Unless someone knows the algorithm that is used to encode information beforehand, it is very difficult to detect the presence of hidden information using steganography algorithms. The most effective way is to know the original image and to compare a potentially modified image with it, but this is impossible in most cases, as it is very unlikely that you have the image you analyze beforehand. Other methods perform a statistical analysis of the data in the image to see how ordered it is, if there is a lot more order than can be expected than it can be supposed that there is some information hidden, of course, these methods will be unlikely to detect an image that encodes a lot less information than the potential maximum.

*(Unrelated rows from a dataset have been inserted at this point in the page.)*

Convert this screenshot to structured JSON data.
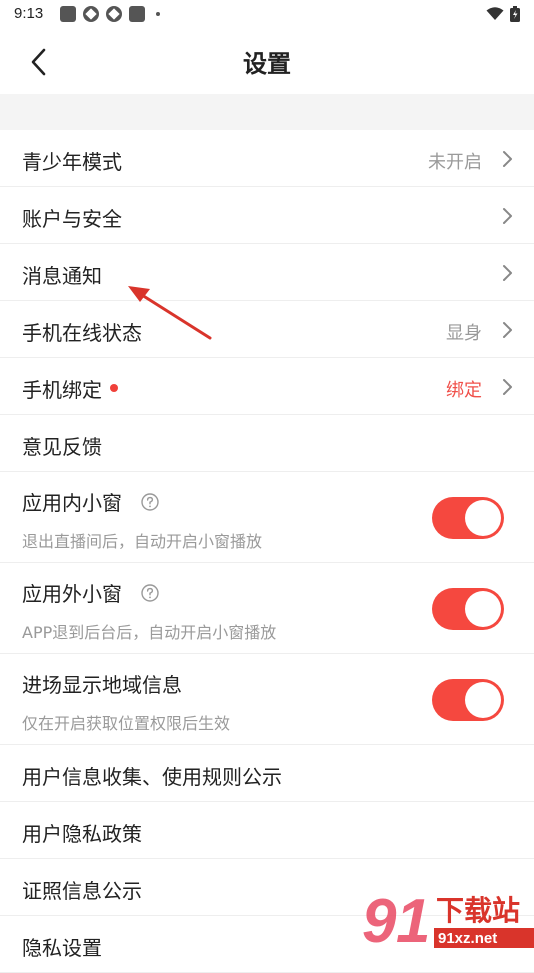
{
  "status_bar": {
    "time": "9:13"
  },
  "header": {
    "title": "设置",
    "back_icon": "chevron-left-icon"
  },
  "settings": [
    {
      "label": "青少年模式",
      "value": "未开启",
      "has_chevron": true
    },
    {
      "label": "账户与安全",
      "has_chevron": true
    },
    {
      "label": "消息通知",
      "has_chevron": true
    },
    {
      "label": "手机在线状态",
      "value": "显身",
      "has_chevron": true
    },
    {
      "label": "手机绑定",
      "value": "绑定",
      "value_color": "#f0504a",
      "badge": "red-dot",
      "has_chevron": true
    },
    {
      "label": "意见反馈"
    },
    {
      "label": "应用内小窗",
      "subtitle": "退出直播间后，自动开启小窗播放",
      "help_icon": true,
      "toggle_on": true
    },
    {
      "label": "应用外小窗",
      "subtitle": "APP退到后台后，自动开启小窗播放",
      "help_icon": true,
      "toggle_on": true
    },
    {
      "label": "进场显示地域信息",
      "subtitle": "仅在开启获取位置权限后生效",
      "toggle_on": true
    },
    {
      "label": "用户信息收集、使用规则公示"
    },
    {
      "label": "用户隐私政策"
    },
    {
      "label": "证照信息公示"
    },
    {
      "label": "隐私设置"
    }
  ],
  "colors": {
    "accent": "#f5483f",
    "value_gray": "#9a9a9a",
    "section_bg": "#f4f4f4"
  },
  "watermark": {
    "text": "下载站",
    "domain": "91xz.net"
  }
}
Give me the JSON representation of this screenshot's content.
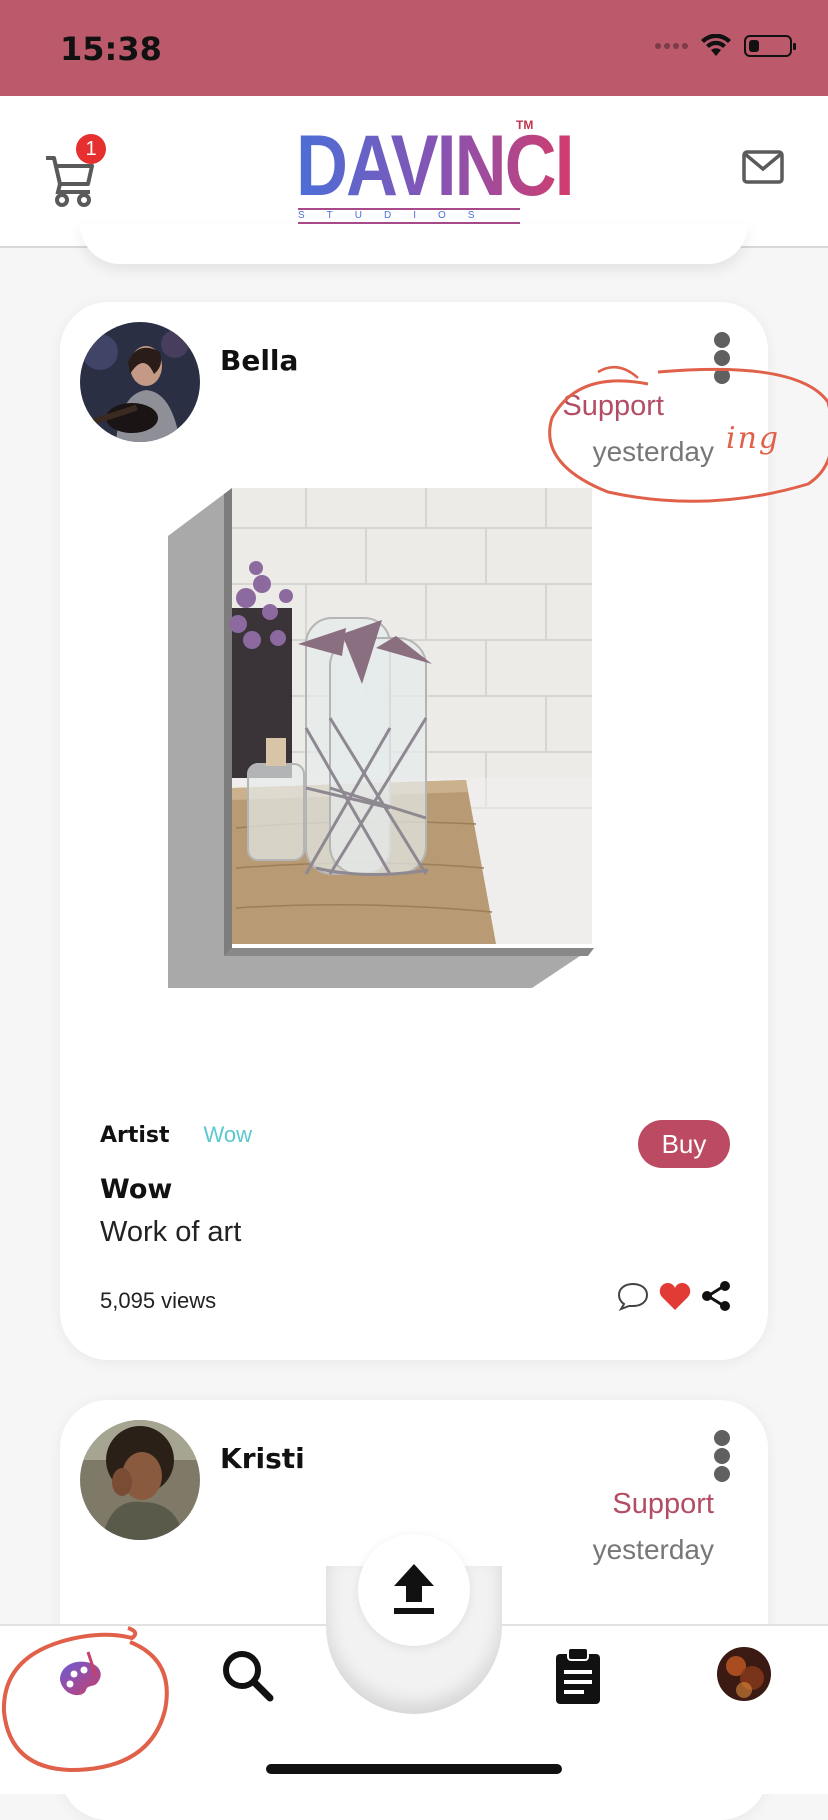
{
  "status_bar": {
    "time": "15:38",
    "battery_level": 0.25,
    "background_color": "#bc5a6c"
  },
  "header": {
    "cart_badge_count": "1",
    "logo_text": "DAVINCI",
    "logo_subtitle": "STUDIOS",
    "logo_trademark": "TM"
  },
  "posts": [
    {
      "username": "Bella",
      "support_label": "Support",
      "annotation_text": "ing",
      "time": "yesterday",
      "artist_label": "Artist",
      "artist_name": "Wow",
      "buy_label": "Buy",
      "title": "Wow",
      "description": "Work of art",
      "views": "5,095 views"
    },
    {
      "username": "Kristi",
      "support_label": "Support",
      "time": "yesterday"
    }
  ],
  "nav": {
    "items": [
      "art-palette-icon",
      "search-icon",
      "upload-icon",
      "clipboard-icon",
      "profile-avatar"
    ]
  },
  "colors": {
    "accent": "#bc4a62",
    "artist_name": "#5bc7cf",
    "annotation": "#e0604a"
  }
}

It is conceivable that some applications can use steganography algorithms not to hide data but to increase the amount of useful information transmitted without increasing the bandwidth. Such an application must meet several requirements: it must have a limited bandwidth transmission speed, it must nevertheless need to transmit audio or images and it must not be constrained by computing capability. The most obvious candidate for such an application would be in space exploration since exploratory spacecraft have powerful computing ability, need to transmit images of their findings back to Earth, and transmission rates over the vastness of space are very low.
Steganography proves to be an incredibly effective way of hiding the act of communication. The ease and effectiveness of LSB embedding make it an attractive method to transmit messages without detection. With the rise in popularity of image-sharing services on the Internet, it is increasingly likely that an image shared online for a short period of time would not be analyzed. It is important to note that, while steganography does not guarantee that a message cannot be decoded, paring steganography with encryption provides a means of communication that is difficult to detect and can be nearly impossible for a third party to decode.
While steganography can be detected by statistical attacks, relying on safety in numbers and obscure embedding patterns can limit the decoding of any particular hidden message.
Steganography's effectiveness, ease of implementation, and extensibility all suggest that it will be a considerable security concern for the foreseeable future.